Excerpts from an interface dataset:
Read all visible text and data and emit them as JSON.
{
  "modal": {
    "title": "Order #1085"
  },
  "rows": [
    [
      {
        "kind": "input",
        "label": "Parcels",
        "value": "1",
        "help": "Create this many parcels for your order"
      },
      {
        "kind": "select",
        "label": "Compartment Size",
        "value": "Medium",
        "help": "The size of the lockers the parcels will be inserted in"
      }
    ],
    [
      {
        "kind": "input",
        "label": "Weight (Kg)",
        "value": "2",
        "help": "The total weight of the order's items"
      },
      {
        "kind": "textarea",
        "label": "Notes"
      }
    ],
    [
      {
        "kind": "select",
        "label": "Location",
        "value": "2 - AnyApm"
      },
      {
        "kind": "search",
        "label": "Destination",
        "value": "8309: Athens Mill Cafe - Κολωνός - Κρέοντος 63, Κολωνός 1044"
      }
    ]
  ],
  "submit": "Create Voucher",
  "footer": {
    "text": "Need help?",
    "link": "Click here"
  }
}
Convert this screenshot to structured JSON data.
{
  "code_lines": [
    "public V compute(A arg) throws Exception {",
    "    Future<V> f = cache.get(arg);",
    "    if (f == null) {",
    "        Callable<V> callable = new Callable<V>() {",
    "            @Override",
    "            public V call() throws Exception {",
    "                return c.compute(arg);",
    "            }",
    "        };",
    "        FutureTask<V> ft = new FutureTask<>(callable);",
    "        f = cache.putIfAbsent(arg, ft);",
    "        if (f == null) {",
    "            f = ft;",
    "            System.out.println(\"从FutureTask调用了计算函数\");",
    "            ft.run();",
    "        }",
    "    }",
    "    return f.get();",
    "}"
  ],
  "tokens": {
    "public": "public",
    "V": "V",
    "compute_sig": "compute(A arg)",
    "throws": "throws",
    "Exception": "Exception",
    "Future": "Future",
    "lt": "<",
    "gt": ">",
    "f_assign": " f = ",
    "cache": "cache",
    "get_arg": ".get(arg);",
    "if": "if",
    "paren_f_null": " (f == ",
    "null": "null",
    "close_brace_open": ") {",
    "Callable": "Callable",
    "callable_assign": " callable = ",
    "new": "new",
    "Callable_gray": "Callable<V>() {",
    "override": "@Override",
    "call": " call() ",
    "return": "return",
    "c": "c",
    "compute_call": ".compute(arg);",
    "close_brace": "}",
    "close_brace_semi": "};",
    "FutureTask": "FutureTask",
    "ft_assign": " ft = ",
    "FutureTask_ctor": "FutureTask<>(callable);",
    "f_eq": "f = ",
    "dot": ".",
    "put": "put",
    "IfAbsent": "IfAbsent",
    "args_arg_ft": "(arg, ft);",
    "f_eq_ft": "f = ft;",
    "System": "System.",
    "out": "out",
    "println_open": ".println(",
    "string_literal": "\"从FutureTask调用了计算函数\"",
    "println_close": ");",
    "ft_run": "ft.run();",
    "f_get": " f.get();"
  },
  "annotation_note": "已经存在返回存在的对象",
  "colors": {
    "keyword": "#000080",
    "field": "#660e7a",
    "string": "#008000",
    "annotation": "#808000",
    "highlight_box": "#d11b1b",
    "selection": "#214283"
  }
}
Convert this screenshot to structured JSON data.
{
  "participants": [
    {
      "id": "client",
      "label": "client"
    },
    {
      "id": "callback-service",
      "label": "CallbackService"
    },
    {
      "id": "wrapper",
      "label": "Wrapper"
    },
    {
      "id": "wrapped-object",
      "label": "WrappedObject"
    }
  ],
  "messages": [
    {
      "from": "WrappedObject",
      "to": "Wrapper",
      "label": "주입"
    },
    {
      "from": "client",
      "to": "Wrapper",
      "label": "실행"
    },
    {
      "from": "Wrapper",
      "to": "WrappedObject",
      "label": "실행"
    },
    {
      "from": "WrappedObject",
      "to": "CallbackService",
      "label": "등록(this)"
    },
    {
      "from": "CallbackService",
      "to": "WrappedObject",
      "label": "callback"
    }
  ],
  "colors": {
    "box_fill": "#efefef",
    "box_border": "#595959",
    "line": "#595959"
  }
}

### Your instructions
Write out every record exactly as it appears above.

### Result of the exercise
Read all visible text and data and emit them as JSON.
{
  "modal": {
    "title": "Order #1085"
  },
  "rows": [
    [
      {
        "kind": "input",
        "label": "Parcels",
        "value": "1",
        "help": "Create this many parcels for your order"
      },
      {
        "kind": "select",
        "label": "Compartment Size",
        "value": "Medium",
        "help": "The size of the lockers the parcels will be inserted in"
      }
    ],
    [
      {
        "kind": "input",
        "label": "Weight (Kg)",
        "value": "2",
        "help": "The total weight of the order's items"
      },
      {
        "kind": "textarea",
        "label": "Notes"
      }
    ],
    [
      {
        "kind": "select",
        "label": "Location",
        "value": "2 - AnyApm"
      },
      {
        "kind": "search",
        "label": "Destination",
        "value": "8309: Athens Mill Cafe - Κολωνός - Κρέοντος 63, Κολωνός 1044"
      }
    ]
  ],
  "submit": "Create Voucher",
  "footer": {
    "text": "Need help?",
    "link": "Click here"
  }
}
Convert this screenshot to structured JSON data.
{
  "code_lines": [
    "public V compute(A arg) throws Exception {",
    "    Future<V> f = cache.get(arg);",
    "    if (f == null) {",
    "        Callable<V> callable = new Callable<V>() {",
    "            @Override",
    "            public V call() throws Exception {",
    "                return c.compute(arg);",
    "            }",
    "        };",
    "        FutureTask<V> ft = new FutureTask<>(callable);",
    "        f = cache.putIfAbsent(arg, ft);",
    "        if (f == null) {",
    "            f = ft;",
    "            System.out.println(\"从FutureTask调用了计算函数\");",
    "            ft.run();",
    "        }",
    "    }",
    "    return f.get();",
    "}"
  ],
  "tokens": {
    "public": "public",
    "V": "V",
    "compute_sig": "compute(A arg)",
    "throws": "throws",
    "Exception": "Exception",
    "Future": "Future",
    "lt": "<",
    "gt": ">",
    "f_assign": " f = ",
    "cache": "cache",
    "get_arg": ".get(arg);",
    "if": "if",
    "paren_f_null": " (f == ",
    "null": "null",
    "close_brace_open": ") {",
    "Callable": "Callable",
    "callable_assign": " callable = ",
    "new": "new",
    "Callable_gray": "Callable<V>() {",
    "override": "@Override",
    "call": " call() ",
    "return": "return",
    "c": "c",
    "compute_call": ".compute(arg);",
    "close_brace": "}",
    "close_brace_semi": "};",
    "FutureTask": "FutureTask",
    "ft_assign": " ft = ",
    "FutureTask_ctor": "FutureTask<>(callable);",
    "f_eq": "f = ",
    "dot": ".",
    "put": "put",
    "IfAbsent": "IfAbsent",
    "args_arg_ft": "(arg, ft);",
    "f_eq_ft": "f = ft;",
    "System": "System.",
    "out": "out",
    "println_open": ".println(",
    "string_literal": "\"从FutureTask调用了计算函数\"",
    "println_close": ");",
    "ft_run": "ft.run();",
    "f_get": " f.get();"
  },
  "annotation_note": "已经存在返回存在的对象",
  "colors": {
    "keyword": "#000080",
    "field": "#660e7a",
    "string": "#008000",
    "annotation": "#808000",
    "highlight_box": "#d11b1b",
    "selection": "#214283"
  }
}
Convert this screenshot to structured JSON data.
{
  "participants": [
    {
      "id": "client",
      "label": "client"
    },
    {
      "id": "callback-service",
      "label": "CallbackService"
    },
    {
      "id": "wrapper",
      "label": "Wrapper"
    },
    {
      "id": "wrapped-object",
      "label": "WrappedObject"
    }
  ],
  "messages": [
    {
      "from": "WrappedObject",
      "to": "Wrapper",
      "label": "주입"
    },
    {
      "from": "client",
      "to": "Wrapper",
      "label": "실행"
    },
    {
      "from": "Wrapper",
      "to": "WrappedObject",
      "label": "실행"
    },
    {
      "from": "WrappedObject",
      "to": "CallbackService",
      "label": "등록(this)"
    },
    {
      "from": "CallbackService",
      "to": "WrappedObject",
      "label": "callback"
    }
  ],
  "colors": {
    "box_fill": "#efefef",
    "box_border": "#595959",
    "line": "#595959"
  }
}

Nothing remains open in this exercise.